Go get 'em, women! I'm proud of both of you. Visitors and friends, do yourself a favor and visit the organization's website and read the "Logan's Promise" tab

It's hard to find a more worthwhile cause if you are able to give.

Anonymous said...

I hope you all get a beautiful, crisp, sunny New England day for this very meaningful walk. And I hope the donations come pouring in.

Kat said...

Thank you for pointing out the difference between awareness and research. My husband's aunt was diagnosed with breast cancer 2 years ago right after she delivered her 3rd baby. She was already stage 3 and things were looking gloomy. She is now in remission and finally has all her hair back. Cancer is a nasty disease and you are right we need a cure, not just awareness.

Kathy Rogers said...


I love it that the first grant recipient on the site you linked to is working on prevention.

And thanks for your nice comment on my pink-hating post.

That One Guy said...

That "second base" photo made me GUFFAWWW.

And to you walkers, I say, GITTERDONE!!!


steenky bee said...

I echo your sentiments. Awareness is totally different than a cure. One of our clients at work is Huntsman Cancer Institute. I am in awe of all they do to not only promote awareness, but critical research. I'm proud I can take part in an important endeavor.

Life Junkie said...

You're a WAY cooler Ellie with a WAY more exciting life than this Ellie! :)

-Ellie (a.k.a. Life Junkie)

Anonymous said...

Another Ellie?! Is that even possible?

Captain Dumbass said...

"Save second base." That's awesome. Yay boobies!

Springer Kneeblood said...

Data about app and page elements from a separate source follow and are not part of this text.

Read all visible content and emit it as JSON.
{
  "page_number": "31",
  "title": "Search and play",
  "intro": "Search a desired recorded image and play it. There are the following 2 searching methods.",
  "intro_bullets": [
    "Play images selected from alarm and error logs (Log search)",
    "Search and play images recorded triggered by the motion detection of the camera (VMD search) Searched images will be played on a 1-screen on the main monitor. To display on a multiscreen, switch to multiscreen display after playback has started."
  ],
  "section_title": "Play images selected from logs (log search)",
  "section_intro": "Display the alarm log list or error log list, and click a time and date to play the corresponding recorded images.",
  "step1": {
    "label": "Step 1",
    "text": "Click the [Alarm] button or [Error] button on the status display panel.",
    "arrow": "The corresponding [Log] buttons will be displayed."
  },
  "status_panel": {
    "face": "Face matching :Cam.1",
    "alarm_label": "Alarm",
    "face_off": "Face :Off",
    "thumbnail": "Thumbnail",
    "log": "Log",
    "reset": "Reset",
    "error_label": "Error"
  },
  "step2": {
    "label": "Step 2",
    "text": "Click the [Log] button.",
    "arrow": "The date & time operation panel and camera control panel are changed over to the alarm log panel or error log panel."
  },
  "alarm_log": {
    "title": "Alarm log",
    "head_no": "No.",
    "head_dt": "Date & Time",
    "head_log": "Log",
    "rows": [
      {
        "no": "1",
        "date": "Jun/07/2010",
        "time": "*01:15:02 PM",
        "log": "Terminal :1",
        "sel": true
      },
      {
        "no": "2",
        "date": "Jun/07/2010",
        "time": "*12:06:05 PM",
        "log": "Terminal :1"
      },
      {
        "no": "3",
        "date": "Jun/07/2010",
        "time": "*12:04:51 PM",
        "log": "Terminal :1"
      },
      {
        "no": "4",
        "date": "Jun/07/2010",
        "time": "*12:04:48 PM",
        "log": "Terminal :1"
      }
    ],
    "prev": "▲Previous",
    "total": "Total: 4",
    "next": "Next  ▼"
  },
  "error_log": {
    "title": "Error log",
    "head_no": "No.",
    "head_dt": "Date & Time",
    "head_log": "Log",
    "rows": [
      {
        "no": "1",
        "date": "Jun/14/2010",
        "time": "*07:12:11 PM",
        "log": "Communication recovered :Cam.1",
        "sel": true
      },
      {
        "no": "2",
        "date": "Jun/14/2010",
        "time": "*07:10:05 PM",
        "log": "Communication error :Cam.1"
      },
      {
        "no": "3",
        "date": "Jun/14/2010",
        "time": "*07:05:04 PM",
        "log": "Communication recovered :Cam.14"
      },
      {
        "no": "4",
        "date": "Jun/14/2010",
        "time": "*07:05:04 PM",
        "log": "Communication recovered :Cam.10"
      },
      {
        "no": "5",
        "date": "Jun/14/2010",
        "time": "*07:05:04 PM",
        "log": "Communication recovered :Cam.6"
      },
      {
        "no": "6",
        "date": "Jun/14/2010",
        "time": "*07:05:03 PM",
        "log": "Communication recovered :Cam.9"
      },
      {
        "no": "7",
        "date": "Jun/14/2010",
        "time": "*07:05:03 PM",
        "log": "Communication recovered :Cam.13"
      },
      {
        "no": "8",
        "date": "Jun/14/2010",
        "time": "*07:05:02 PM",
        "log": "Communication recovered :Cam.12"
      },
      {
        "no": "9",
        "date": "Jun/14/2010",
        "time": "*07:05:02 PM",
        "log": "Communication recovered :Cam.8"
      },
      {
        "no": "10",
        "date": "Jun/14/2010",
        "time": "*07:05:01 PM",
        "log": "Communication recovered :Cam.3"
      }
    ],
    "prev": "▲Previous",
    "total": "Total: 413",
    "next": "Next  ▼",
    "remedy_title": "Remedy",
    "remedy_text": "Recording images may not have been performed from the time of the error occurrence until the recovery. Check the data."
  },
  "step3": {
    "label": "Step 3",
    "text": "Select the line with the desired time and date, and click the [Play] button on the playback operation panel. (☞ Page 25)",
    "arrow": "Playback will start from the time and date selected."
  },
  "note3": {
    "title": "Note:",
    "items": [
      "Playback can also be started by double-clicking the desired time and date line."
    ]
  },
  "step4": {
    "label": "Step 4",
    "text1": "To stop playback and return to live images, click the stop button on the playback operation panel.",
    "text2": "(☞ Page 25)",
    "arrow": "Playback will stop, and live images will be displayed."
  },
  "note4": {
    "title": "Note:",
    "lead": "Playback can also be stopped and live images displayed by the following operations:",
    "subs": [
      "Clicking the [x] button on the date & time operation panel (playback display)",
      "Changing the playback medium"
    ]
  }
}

My wife is a breast cancer survivor who had to have a complete mastectomy, chemotherapy, months of misery, and loss of hair that never came back. Before she faced the horrors of dealing with cancer, I was like too many other people...aware, but not really AWARE. I applaud every person who spends a penny or an ounce of energy on the battle against breast cancer. And for those who give financially until it feels wonderful to be poor and who walk or run until their physical exhaustion is testament to their commitment, I express my personal thanks for helping someone, like my wife, survive. I'm in awe of everyone who cares enough to actually DO SOMETHING. The reason my wife is still with me is that research has continued to get better and get funded by people who give up their weekends or their second bottles of wine in favor of something important. Bless!

NucMEd is Hot said...

Thanks for the great post! There is never too much research!

Kat said...

I am looking for a way to contact you but I don't see an email address. Please email me at kitten22481 (at) gmail (dot) com. I need to ask a favor for when I am moving.

Imperatrix said...

Have fun! And good luck to all the folks who will be walking the looooong 26 miles!